[Records from a dataset]
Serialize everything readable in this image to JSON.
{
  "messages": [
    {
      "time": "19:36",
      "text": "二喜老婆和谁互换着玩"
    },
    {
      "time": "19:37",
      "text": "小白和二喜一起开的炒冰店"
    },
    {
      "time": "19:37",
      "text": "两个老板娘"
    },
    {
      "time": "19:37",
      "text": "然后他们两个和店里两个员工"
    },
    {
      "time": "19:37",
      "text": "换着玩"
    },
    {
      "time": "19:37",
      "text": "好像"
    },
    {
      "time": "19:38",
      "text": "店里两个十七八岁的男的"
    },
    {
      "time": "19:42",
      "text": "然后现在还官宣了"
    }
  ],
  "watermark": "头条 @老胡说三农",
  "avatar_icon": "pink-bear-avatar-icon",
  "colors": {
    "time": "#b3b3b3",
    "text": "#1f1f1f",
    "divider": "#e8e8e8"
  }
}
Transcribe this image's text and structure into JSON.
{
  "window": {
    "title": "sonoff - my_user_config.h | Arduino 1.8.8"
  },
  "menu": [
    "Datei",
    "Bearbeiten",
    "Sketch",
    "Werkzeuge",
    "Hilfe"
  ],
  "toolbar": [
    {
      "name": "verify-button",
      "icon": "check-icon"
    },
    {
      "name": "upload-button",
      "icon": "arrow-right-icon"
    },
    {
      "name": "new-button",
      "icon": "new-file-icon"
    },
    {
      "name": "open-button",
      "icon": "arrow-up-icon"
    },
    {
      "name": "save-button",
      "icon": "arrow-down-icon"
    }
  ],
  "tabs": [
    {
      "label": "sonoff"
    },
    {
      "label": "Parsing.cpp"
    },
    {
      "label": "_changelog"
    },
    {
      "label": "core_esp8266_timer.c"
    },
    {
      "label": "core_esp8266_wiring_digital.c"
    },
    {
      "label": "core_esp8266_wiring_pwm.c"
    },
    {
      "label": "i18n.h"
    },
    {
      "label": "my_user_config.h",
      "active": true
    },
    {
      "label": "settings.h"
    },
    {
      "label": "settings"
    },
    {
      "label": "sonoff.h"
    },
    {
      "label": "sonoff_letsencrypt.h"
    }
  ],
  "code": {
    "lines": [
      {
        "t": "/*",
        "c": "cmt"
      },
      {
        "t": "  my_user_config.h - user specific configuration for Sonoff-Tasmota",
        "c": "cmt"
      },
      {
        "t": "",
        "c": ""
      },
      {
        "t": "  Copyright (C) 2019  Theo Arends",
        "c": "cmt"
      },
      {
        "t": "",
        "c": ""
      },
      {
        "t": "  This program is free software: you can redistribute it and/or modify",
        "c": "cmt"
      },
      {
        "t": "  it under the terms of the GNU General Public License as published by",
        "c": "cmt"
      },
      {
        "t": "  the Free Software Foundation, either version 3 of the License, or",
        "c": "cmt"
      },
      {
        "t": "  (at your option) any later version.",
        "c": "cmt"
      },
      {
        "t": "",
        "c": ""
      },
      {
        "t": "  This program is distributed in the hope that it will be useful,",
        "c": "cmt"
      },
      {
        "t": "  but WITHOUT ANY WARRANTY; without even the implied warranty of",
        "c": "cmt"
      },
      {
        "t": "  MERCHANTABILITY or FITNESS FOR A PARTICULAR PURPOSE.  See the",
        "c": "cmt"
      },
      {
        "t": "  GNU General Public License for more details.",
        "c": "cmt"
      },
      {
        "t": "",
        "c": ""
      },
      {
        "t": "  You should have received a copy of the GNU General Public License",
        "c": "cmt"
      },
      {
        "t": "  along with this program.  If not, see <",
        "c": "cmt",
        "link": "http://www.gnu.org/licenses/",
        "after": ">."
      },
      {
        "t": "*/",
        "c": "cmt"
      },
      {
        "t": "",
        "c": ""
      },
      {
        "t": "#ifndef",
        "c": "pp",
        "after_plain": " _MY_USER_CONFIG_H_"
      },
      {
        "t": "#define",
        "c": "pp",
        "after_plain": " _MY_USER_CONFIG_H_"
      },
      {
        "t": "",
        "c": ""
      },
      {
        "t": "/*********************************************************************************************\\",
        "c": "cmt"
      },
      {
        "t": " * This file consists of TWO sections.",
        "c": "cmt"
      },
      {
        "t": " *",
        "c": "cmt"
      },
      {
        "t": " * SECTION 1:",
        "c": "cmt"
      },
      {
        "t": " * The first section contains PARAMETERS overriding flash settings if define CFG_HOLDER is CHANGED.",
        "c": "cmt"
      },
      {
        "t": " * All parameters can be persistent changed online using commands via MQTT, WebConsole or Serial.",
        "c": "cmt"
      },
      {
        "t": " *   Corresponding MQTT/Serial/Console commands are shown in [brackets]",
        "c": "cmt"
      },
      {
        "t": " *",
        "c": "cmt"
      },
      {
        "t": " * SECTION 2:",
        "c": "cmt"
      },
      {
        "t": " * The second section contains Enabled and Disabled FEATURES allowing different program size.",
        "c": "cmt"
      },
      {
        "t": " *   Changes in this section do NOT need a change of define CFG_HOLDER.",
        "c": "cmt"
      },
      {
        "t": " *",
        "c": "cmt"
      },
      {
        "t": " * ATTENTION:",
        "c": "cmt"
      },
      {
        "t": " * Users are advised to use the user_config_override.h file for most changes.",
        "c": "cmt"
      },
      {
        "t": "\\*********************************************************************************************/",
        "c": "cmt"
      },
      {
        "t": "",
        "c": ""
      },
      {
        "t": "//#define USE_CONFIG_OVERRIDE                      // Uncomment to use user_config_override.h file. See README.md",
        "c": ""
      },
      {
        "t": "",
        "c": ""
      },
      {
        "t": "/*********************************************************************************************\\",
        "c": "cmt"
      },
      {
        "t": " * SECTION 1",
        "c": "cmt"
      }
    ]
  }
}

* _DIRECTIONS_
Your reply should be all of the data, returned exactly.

* _OUTPUT BELOW_
Serialize everything readable in this image to JSON.
{
  "messages": [
    {
      "time": "19:36",
      "text": "二喜老婆和谁互换着玩"
    },
    {
      "time": "19:37",
      "text": "小白和二喜一起开的炒冰店"
    },
    {
      "time": "19:37",
      "text": "两个老板娘"
    },
    {
      "time": "19:37",
      "text": "然后他们两个和店里两个员工"
    },
    {
      "time": "19:37",
      "text": "换着玩"
    },
    {
      "time": "19:37",
      "text": "好像"
    },
    {
      "time": "19:38",
      "text": "店里两个十七八岁的男的"
    },
    {
      "time": "19:42",
      "text": "然后现在还官宣了"
    }
  ],
  "watermark": "头条 @老胡说三农",
  "avatar_icon": "pink-bear-avatar-icon",
  "colors": {
    "time": "#b3b3b3",
    "text": "#1f1f1f",
    "divider": "#e8e8e8"
  }
}
Transcribe this image's text and structure into JSON.
{
  "window": {
    "title": "sonoff - my_user_config.h | Arduino 1.8.8"
  },
  "menu": [
    "Datei",
    "Bearbeiten",
    "Sketch",
    "Werkzeuge",
    "Hilfe"
  ],
  "toolbar": [
    {
      "name": "verify-button",
      "icon": "check-icon"
    },
    {
      "name": "upload-button",
      "icon": "arrow-right-icon"
    },
    {
      "name": "new-button",
      "icon": "new-file-icon"
    },
    {
      "name": "open-button",
      "icon": "arrow-up-icon"
    },
    {
      "name": "save-button",
      "icon": "arrow-down-icon"
    }
  ],
  "tabs": [
    {
      "label": "sonoff"
    },
    {
      "label": "Parsing.cpp"
    },
    {
      "label": "_changelog"
    },
    {
      "label": "core_esp8266_timer.c"
    },
    {
      "label": "core_esp8266_wiring_digital.c"
    },
    {
      "label": "core_esp8266_wiring_pwm.c"
    },
    {
      "label": "i18n.h"
    },
    {
      "label": "my_user_config.h",
      "active": true
    },
    {
      "label": "settings.h"
    },
    {
      "label": "settings"
    },
    {
      "label": "sonoff.h"
    },
    {
      "label": "sonoff_letsencrypt.h"
    }
  ],
  "code": {
    "lines": [
      {
        "t": "/*",
        "c": "cmt"
      },
      {
        "t": "  my_user_config.h - user specific configuration for Sonoff-Tasmota",
        "c": "cmt"
      },
      {
        "t": "",
        "c": ""
      },
      {
        "t": "  Copyright (C) 2019  Theo Arends",
        "c": "cmt"
      },
      {
        "t": "",
        "c": ""
      },
      {
        "t": "  This program is free software: you can redistribute it and/or modify",
        "c": "cmt"
      },
      {
        "t": "  it under the terms of the GNU General Public License as published by",
        "c": "cmt"
      },
      {
        "t": "  the Free Software Foundation, either version 3 of the License, or",
        "c": "cmt"
      },
      {
        "t": "  (at your option) any later version.",
        "c": "cmt"
      },
      {
        "t": "",
        "c": ""
      },
      {
        "t": "  This program is distributed in the hope that it will be useful,",
        "c": "cmt"
      },
      {
        "t": "  but WITHOUT ANY WARRANTY; without even the implied warranty of",
        "c": "cmt"
      },
      {
        "t": "  MERCHANTABILITY or FITNESS FOR A PARTICULAR PURPOSE.  See the",
        "c": "cmt"
      },
      {
        "t": "  GNU General Public License for more details.",
        "c": "cmt"
      },
      {
        "t": "",
        "c": ""
      },
      {
        "t": "  You should have received a copy of the GNU General Public License",
        "c": "cmt"
      },
      {
        "t": "  along with this program.  If not, see <",
        "c": "cmt",
        "link": "http://www.gnu.org/licenses/",
        "after": ">."
      },
      {
        "t": "*/",
        "c": "cmt"
      },
      {
        "t": "",
        "c": ""
      },
      {
        "t": "#ifndef",
        "c": "pp",
        "after_plain": " _MY_USER_CONFIG_H_"
      },
      {
        "t": "#define",
        "c": "pp",
        "after_plain": " _MY_USER_CONFIG_H_"
      },
      {
        "t": "",
        "c": ""
      },
      {
        "t": "/*********************************************************************************************\\",
        "c": "cmt"
      },
      {
        "t": " * This file consists of TWO sections.",
        "c": "cmt"
      },
      {
        "t": " *",
        "c": "cmt"
      },
      {
        "t": " * SECTION 1:",
        "c": "cmt"
      },
      {
        "t": " * The first section contains PARAMETERS overriding flash settings if define CFG_HOLDER is CHANGED.",
        "c": "cmt"
      },
      {
        "t": " * All parameters can be persistent changed online using commands via MQTT, WebConsole or Serial.",
        "c": "cmt"
      },
      {
        "t": " *   Corresponding MQTT/Serial/Console commands are shown in [brackets]",
        "c": "cmt"
      },
      {
        "t": " *",
        "c": "cmt"
      },
      {
        "t": " * SECTION 2:",
        "c": "cmt"
      },
      {
        "t": " * The second section contains Enabled and Disabled FEATURES allowing different program size.",
        "c": "cmt"
      },
      {
        "t": " *   Changes in this section do NOT need a change of define CFG_HOLDER.",
        "c": "cmt"
      },
      {
        "t": " *",
        "c": "cmt"
      },
      {
        "t": " * ATTENTION:",
        "c": "cmt"
      },
      {
        "t": " * Users are advised to use the user_config_override.h file for most changes.",
        "c": "cmt"
      },
      {
        "t": "\\*********************************************************************************************/",
        "c": "cmt"
      },
      {
        "t": "",
        "c": ""
      },
      {
        "t": "//#define USE_CONFIG_OVERRIDE                      // Uncomment to use user_config_override.h file. See README.md",
        "c": ""
      },
      {
        "t": "",
        "c": ""
      },
      {
        "t": "/*********************************************************************************************\\",
        "c": "cmt"
      },
      {
        "t": " * SECTION 1",
        "c": "cmt"
      }
    ]
  }
}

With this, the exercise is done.